╭─ Information supplied
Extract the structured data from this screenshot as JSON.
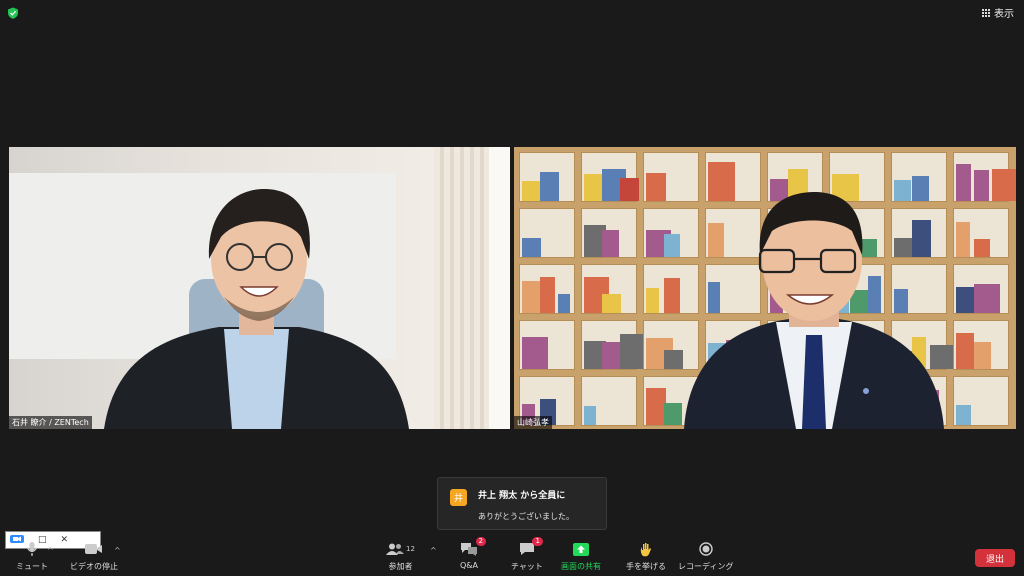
{
  "header": {
    "view_label": "表示"
  },
  "participants": [
    {
      "name": "石井 瞭介 / ZENTech"
    },
    {
      "name": "山崎弘孝"
    }
  ],
  "chat_popup": {
    "avatar_char": "井",
    "from_text": "井上 翔太 から全員に",
    "message": "ありがとうございました。"
  },
  "toolbar": {
    "mute_label": "ミュート",
    "video_label": "ビデオの停止",
    "participants_label": "参加者",
    "participants_count": "12",
    "qa_label": "Q&A",
    "qa_badge": "2",
    "chat_label": "チャット",
    "chat_badge": "1",
    "share_label": "画面の共有",
    "raise_hand_label": "手を挙げる",
    "record_label": "レコーディング",
    "leave_label": "退出"
  },
  "colors": {
    "leave": "#d3323b",
    "share": "#23d959",
    "shield": "#23c552",
    "badge": "#e0284a",
    "avatar": "#f5a623"
  }
}
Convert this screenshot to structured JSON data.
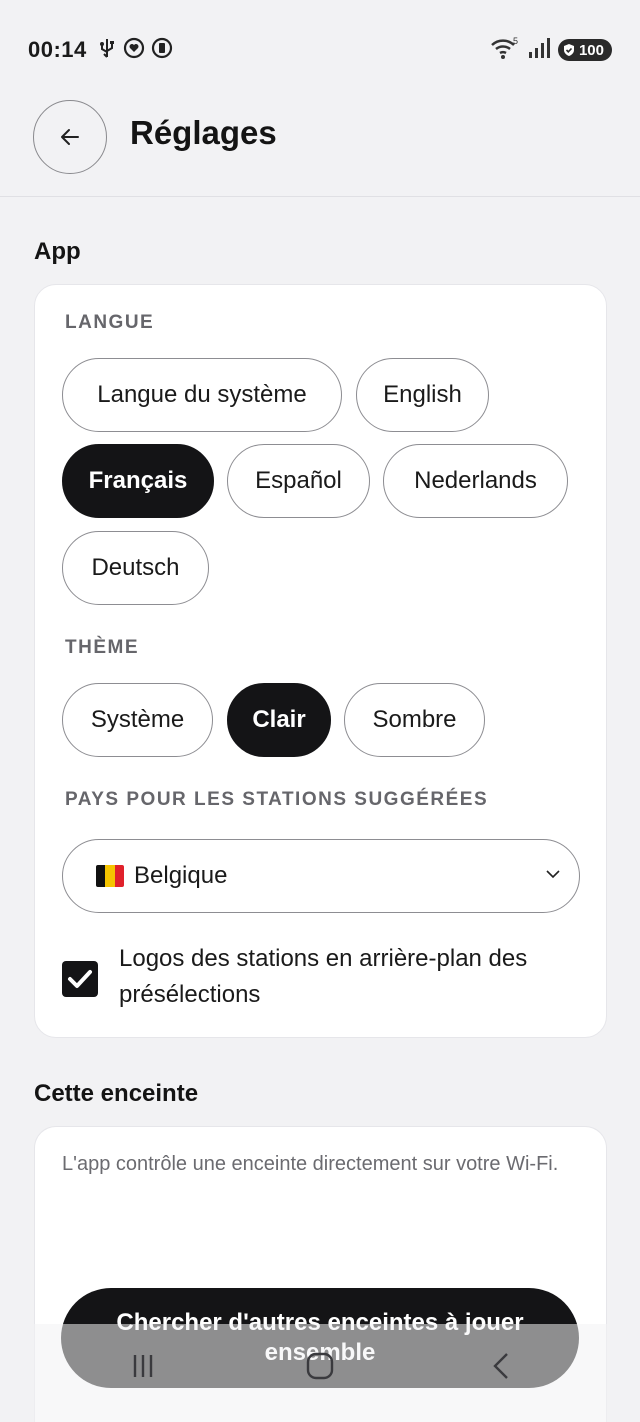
{
  "status_bar": {
    "time": "00:14",
    "icons": [
      "usb-icon",
      "heart-circle-icon",
      "battery-saver-icon"
    ],
    "right_icons": [
      "wifi-icon",
      "signal-icon"
    ],
    "wifi_badge": "5",
    "battery_level": "100"
  },
  "header": {
    "back_icon": "arrow-left-icon",
    "title": "Réglages"
  },
  "app_section": {
    "title": "App",
    "language": {
      "label": "LANGUE",
      "options": [
        "Langue du système",
        "English",
        "Français",
        "Español",
        "Nederlands",
        "Deutsch"
      ],
      "selected": "Français"
    },
    "theme": {
      "label": "THÈME",
      "options": [
        "Système",
        "Clair",
        "Sombre"
      ],
      "selected": "Clair"
    },
    "country": {
      "label": "PAYS POUR LES STATIONS SUGGÉRÉES",
      "selected": "Belgique",
      "flag_colors": [
        "#111111",
        "#f5c400",
        "#e0212b"
      ]
    },
    "station_logos": {
      "label": "Logos des stations en arrière-plan des présélections",
      "checked": true
    }
  },
  "speaker_section": {
    "title": "Cette enceinte",
    "description": "L'app contrôle une enceinte directement sur votre Wi-Fi.",
    "search_button": "Chercher d'autres enceintes à jouer ensemble"
  },
  "nav": {
    "buttons": [
      "recents-icon",
      "home-icon",
      "back-icon"
    ]
  }
}
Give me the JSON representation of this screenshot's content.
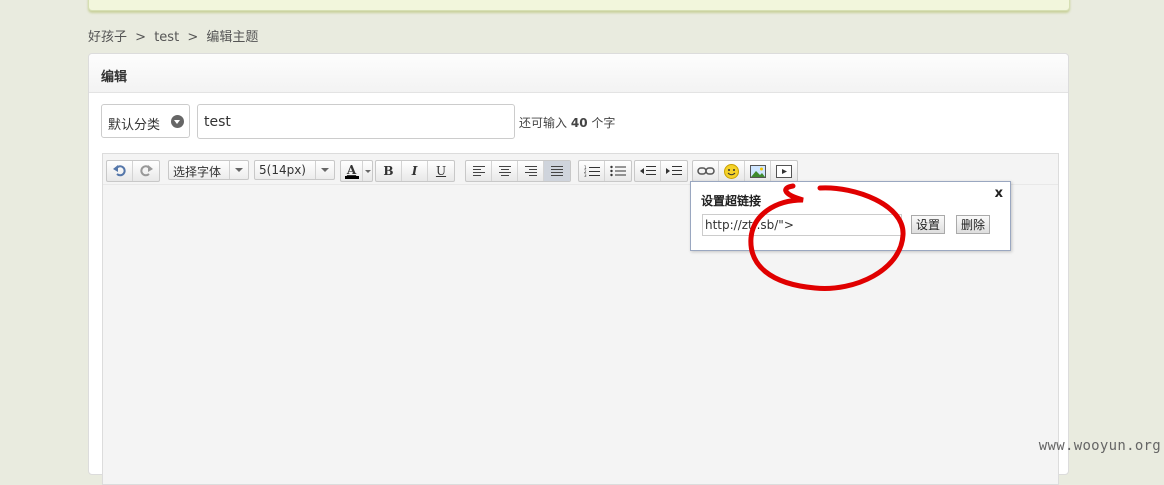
{
  "breadcrumb": [
    {
      "label": "好孩子"
    },
    {
      "sep": ">"
    },
    {
      "label": "test"
    },
    {
      "sep": ">"
    },
    {
      "label": "编辑主题"
    }
  ],
  "panel": {
    "title": "编辑",
    "category": {
      "selected": "默认分类"
    },
    "title_input": {
      "value": "test"
    },
    "char_hint": {
      "prefix": "还可输入",
      "count": "40",
      "suffix": "个字"
    }
  },
  "toolbar": {
    "font_family": "选择字体",
    "font_size": "5(14px)",
    "bold": "B",
    "italic": "I",
    "underline": "U",
    "color_letter": "A"
  },
  "link_popup": {
    "title": "设置超链接",
    "close": "x",
    "url_value": "http://zt..sb/\">",
    "set_button": "设置",
    "delete_button": "删除"
  },
  "watermark": "www.wooyun.org",
  "colors": {
    "page_bg": "#e9ebdf",
    "annotation_red": "#e00000",
    "popup_border": "#9aa7c0"
  }
}
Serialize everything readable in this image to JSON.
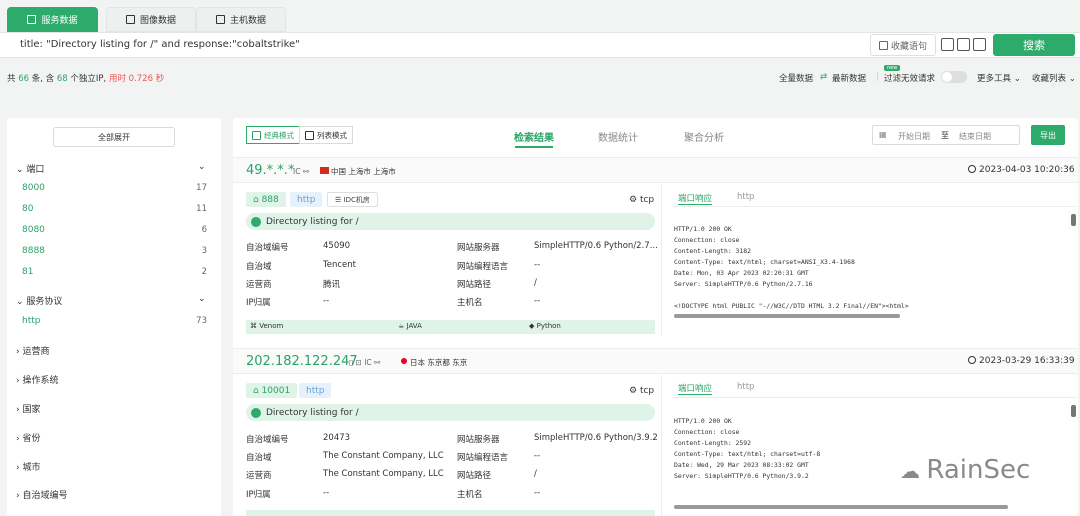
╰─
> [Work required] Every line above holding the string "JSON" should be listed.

> [Exercise response]
Extract the structured data from this screenshot as JSON.
Convert this screenshot to structured JSON data.
Give me the JSON representation of this screenshot's content.
Serialize everything readable in this image to JSON.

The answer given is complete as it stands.